[Opening Material for the task section]

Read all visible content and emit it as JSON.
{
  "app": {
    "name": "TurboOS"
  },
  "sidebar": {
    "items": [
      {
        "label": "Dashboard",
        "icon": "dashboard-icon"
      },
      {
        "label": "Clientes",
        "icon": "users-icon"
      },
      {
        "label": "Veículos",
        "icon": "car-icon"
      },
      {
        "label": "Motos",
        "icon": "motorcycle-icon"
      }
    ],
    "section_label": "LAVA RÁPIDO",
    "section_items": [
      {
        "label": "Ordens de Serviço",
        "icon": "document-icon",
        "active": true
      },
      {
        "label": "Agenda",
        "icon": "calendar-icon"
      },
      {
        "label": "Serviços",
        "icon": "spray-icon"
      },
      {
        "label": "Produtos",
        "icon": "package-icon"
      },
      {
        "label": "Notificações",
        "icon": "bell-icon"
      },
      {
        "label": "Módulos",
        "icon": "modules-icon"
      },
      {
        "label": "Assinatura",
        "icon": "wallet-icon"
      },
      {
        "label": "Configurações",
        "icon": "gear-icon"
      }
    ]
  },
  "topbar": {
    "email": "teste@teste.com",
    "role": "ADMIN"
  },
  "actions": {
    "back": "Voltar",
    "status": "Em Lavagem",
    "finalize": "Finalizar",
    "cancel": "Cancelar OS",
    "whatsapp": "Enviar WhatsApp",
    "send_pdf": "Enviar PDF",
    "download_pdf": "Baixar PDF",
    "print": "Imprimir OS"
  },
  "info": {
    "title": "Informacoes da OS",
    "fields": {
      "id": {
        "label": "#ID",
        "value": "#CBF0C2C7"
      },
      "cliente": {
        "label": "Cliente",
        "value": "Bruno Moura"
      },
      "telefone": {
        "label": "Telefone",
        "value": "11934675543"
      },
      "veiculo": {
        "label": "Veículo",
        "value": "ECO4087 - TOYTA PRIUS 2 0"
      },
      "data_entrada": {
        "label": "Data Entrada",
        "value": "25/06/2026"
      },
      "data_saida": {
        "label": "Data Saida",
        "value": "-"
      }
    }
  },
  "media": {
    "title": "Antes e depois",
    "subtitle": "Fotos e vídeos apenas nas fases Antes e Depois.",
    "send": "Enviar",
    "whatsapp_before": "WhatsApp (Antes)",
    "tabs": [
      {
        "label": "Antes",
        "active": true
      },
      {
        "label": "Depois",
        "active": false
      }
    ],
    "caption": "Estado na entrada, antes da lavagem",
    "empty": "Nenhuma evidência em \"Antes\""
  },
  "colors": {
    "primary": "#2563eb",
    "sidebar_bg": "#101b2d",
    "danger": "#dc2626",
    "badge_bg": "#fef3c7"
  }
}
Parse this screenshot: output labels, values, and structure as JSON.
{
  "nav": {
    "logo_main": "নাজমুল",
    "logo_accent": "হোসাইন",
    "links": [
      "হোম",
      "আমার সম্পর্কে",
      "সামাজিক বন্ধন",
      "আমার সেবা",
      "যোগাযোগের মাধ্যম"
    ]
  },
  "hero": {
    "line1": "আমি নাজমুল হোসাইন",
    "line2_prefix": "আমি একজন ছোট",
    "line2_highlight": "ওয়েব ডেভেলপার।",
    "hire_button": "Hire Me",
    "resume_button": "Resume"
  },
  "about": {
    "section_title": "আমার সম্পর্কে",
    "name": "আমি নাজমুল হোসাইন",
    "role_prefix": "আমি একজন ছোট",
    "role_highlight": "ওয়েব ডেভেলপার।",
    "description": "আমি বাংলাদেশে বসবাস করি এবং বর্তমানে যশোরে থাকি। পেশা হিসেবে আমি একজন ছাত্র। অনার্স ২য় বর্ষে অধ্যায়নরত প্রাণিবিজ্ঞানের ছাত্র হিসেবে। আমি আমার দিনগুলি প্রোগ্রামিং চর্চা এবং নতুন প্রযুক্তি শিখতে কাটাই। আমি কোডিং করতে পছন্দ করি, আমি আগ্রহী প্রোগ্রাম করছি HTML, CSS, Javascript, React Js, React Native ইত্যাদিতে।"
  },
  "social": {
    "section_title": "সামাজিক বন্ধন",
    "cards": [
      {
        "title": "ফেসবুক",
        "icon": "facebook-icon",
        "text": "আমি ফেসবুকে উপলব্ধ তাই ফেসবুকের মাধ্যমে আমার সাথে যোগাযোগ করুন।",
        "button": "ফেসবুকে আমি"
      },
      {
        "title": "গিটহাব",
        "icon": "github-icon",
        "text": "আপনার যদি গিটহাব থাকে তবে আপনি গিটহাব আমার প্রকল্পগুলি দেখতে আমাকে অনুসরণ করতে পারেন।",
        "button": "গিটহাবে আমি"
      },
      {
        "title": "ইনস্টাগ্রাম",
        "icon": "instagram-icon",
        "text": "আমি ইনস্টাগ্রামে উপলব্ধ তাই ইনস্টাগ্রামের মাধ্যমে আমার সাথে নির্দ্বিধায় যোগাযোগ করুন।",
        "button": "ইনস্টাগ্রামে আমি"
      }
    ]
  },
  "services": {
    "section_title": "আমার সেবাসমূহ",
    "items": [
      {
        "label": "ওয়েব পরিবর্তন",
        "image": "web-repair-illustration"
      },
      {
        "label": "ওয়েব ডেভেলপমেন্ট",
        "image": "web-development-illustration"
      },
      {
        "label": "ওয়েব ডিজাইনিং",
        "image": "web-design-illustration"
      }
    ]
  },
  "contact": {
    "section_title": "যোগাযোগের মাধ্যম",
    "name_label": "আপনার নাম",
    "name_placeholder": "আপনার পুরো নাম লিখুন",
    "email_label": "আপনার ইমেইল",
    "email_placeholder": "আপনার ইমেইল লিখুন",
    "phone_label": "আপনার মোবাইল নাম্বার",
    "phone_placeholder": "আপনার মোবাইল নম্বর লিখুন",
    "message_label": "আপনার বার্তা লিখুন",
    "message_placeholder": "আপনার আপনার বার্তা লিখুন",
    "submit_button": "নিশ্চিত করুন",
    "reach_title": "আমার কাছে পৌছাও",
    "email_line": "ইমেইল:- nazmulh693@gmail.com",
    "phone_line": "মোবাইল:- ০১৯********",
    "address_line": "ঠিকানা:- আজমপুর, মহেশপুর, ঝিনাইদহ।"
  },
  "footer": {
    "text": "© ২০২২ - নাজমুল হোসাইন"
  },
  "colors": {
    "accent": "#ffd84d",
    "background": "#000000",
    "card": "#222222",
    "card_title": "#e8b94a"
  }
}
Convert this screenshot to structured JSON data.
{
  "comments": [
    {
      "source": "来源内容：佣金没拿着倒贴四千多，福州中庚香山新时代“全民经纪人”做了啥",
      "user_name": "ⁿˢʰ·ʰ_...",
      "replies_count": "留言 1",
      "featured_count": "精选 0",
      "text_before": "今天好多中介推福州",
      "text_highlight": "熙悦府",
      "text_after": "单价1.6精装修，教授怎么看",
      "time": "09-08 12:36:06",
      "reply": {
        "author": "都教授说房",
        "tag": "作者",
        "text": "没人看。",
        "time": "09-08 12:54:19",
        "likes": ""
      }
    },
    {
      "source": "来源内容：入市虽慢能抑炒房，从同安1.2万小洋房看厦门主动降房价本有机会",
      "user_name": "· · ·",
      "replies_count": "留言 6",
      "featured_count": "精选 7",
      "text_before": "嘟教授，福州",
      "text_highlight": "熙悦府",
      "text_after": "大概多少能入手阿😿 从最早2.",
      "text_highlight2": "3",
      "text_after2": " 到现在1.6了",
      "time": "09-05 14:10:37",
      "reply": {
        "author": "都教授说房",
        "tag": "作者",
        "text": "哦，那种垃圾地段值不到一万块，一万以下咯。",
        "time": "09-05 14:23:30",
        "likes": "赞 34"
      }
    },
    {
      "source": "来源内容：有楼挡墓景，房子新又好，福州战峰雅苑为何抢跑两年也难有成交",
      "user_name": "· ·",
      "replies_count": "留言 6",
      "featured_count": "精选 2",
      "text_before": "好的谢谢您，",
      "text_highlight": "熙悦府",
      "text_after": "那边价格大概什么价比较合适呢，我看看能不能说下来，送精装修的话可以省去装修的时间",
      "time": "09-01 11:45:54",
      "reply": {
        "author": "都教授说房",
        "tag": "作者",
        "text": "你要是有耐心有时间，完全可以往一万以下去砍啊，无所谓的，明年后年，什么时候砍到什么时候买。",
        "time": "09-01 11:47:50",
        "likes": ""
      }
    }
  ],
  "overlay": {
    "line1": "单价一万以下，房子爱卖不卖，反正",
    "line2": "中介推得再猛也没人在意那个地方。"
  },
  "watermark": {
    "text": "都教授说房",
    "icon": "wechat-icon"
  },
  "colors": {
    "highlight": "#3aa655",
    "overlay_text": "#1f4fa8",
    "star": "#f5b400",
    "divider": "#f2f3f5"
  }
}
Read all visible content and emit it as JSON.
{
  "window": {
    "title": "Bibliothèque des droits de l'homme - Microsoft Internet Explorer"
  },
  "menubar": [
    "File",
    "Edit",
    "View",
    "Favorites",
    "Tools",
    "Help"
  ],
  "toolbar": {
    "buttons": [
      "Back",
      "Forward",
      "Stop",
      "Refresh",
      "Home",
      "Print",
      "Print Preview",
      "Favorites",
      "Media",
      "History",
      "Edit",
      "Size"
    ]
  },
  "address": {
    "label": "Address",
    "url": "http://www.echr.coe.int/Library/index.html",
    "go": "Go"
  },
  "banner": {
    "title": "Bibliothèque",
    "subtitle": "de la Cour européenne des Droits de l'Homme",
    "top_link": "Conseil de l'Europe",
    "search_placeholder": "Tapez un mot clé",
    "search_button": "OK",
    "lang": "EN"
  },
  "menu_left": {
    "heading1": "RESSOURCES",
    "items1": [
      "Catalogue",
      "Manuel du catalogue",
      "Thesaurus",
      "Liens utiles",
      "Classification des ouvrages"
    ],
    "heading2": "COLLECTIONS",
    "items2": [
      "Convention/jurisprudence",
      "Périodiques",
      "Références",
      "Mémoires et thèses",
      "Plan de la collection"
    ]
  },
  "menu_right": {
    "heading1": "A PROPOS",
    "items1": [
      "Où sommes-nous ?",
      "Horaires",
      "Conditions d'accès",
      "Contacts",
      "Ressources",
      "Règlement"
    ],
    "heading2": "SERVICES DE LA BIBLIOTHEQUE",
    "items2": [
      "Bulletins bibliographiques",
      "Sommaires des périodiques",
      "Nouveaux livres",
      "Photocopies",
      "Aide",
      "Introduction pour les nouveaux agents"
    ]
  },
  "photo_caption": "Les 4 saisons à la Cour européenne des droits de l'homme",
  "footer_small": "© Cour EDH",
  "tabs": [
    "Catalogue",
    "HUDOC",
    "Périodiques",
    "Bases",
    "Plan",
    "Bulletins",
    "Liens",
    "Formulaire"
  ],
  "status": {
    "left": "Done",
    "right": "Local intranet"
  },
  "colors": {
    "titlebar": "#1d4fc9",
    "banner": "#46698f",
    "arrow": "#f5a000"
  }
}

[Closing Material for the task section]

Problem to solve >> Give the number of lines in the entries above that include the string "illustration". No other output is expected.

Solution for this problem >> 3